         In Article XX, the CBAs (or "Agreement") at issue provide for an Insurance Program "by Supplemental Agreements signed by the parties simultaneously with the execution of this Agreement, which Supplemental Agreements and Plans are attached hereto as . . . Exhibit "B" and "B-1" . . . and made part of this Agreement as if set out in full herein, subject to all provisions of this Agreement."[2] In Article XIX, the Agreement also includes a general-durational clause specifying that the Agreement "shall continue in full force and effect without change until 10:00 a.m., July 19, 1994." Exhibit B, titled "Supplemental Agreement (Insurance Program), " references Exhibit B-1 as the "Program" and makes it part of Exhibit B. At Section 1, Exhibit B specifies that, in the event of any conflict, the provisions of Exhibit B will supersede the provisions of Exhibit B-1. At Section 10, Exhibit B includes its own durational clause: "This [Supplemental] Agreement and Program as modified and supplemented by this [Supplemental] Agreement shall continue in effect until the termination of the National Agreement of which this is a part." Article IV, Section 1 of Exhibit B-1 provides for reimbursement of Medicare Part B premiums:

A retiree who is enrolled for Medicare coverage that is available by making monthly premium payments under the Federal Social Security Act, will, while so enrolled, receive a monthly benefit equivalent to the premium then in force provided the retiree is receiving a monthly pension benefit.
A surviving spouse who is enrolled for such Medicare coverage will receive the same monthly benefit, provided the surviving spouse is receiving a monthly pension benefit . . . .

         The phrase "until the termination of the National Agreement of which this is a part" in Exhibit B's durational clause limits Defendants' promise to provide the healthcare benefits outlined in Exhibit B-1, which include the reimbursement of Medicare Part B premiums. In turn, the "termination" date and time are set forth in the National Agreement's general-durational clause. Read in tandem, these two clauses unambiguously promise Medicare Part B premium benefits, along with the other healthcare benefits, only until the termination of the National Agreement. This contract expressly states that the general-durational clause applies to the healthcare benefit promises outlined in Exhibit B-1. See Cole IV, 855 F.3d at 700 ("Exhibit B to each CBA had its own durational clause . . . that explicitly tied healthcare benefits to the continuing existence of the CBA in question. . . . Meritor guaranteed healthcare benefits only until the expiration of the final CBA, nothing more. This result is in line with the ordinary principles of contract law, which dictate that 'contractual obligations ...

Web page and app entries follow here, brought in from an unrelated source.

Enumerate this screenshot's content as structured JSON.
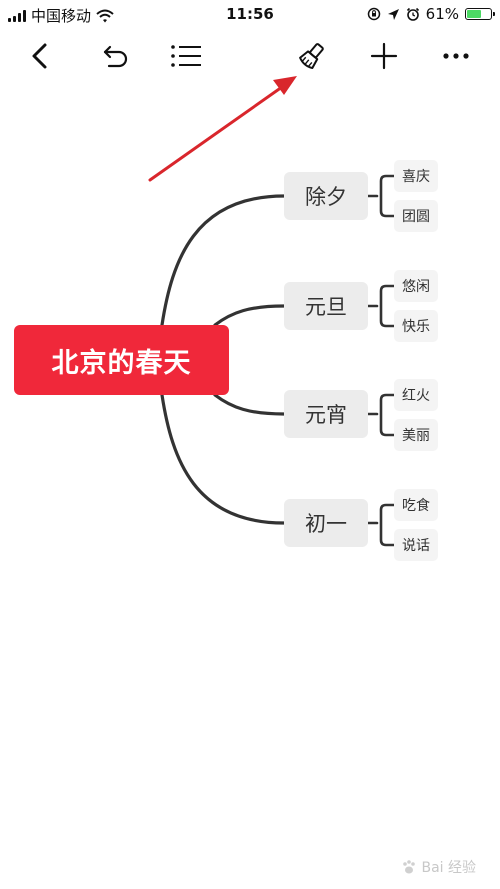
{
  "status_bar": {
    "carrier": "中国移动",
    "time": "11:56",
    "battery_percent": "61%",
    "battery_level": 0.61,
    "battery_color": "#4cd964"
  },
  "toolbar": {
    "icons": [
      "back-icon",
      "undo-icon",
      "outline-list-icon",
      "format-brush-icon",
      "add-icon",
      "more-icon"
    ]
  },
  "mindmap": {
    "root": {
      "label": "北京的春天",
      "color": "#f0283a"
    },
    "branches": [
      {
        "label": "除夕",
        "children": [
          "喜庆",
          "团圆"
        ]
      },
      {
        "label": "元旦",
        "children": [
          "悠闲",
          "快乐"
        ]
      },
      {
        "label": "元宵",
        "children": [
          "红火",
          "美丽"
        ]
      },
      {
        "label": "初一",
        "children": [
          "吃食",
          "说话"
        ]
      }
    ]
  },
  "annotation": {
    "arrow_color": "#d9262c"
  },
  "watermark": {
    "text": "Bai 经验"
  }
}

Buy This Entire Record For $7.95

Download the entire decision to receive the complete text, official citation,
docket number, dissents and concurrences, and footnotes for this case.

Learn more about what you receive with purchase of this case.